• Your goal
Your answer should consist of every line from the records that holds the string "value".

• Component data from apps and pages
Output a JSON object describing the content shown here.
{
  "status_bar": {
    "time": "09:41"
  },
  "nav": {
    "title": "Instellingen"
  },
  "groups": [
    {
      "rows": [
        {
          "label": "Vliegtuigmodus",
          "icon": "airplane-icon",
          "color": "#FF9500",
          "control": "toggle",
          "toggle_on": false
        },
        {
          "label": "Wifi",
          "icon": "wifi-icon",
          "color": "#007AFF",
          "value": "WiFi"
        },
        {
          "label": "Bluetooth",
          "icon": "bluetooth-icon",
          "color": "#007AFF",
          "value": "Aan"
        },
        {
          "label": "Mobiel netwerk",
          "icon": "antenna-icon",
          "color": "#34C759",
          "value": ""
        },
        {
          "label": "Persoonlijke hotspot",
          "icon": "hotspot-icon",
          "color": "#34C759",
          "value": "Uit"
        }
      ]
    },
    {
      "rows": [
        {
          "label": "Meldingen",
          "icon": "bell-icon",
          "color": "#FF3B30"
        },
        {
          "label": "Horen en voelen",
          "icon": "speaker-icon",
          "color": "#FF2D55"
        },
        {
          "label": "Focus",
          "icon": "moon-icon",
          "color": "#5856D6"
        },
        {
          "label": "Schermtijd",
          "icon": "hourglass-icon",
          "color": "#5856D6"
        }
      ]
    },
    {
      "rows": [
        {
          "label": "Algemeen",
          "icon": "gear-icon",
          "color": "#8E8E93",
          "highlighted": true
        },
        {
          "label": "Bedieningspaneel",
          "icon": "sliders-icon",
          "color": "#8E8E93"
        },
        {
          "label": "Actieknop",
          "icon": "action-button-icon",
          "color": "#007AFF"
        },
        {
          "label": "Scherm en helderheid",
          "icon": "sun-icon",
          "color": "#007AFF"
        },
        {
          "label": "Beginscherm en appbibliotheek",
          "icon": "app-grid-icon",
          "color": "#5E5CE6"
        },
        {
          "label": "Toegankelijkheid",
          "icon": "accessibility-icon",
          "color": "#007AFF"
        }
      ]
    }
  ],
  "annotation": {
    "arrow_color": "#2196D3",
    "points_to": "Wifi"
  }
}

• Task response
          "value": "WiFi"
          "value": "Aan"
          "value": ""
          "value": "Uit"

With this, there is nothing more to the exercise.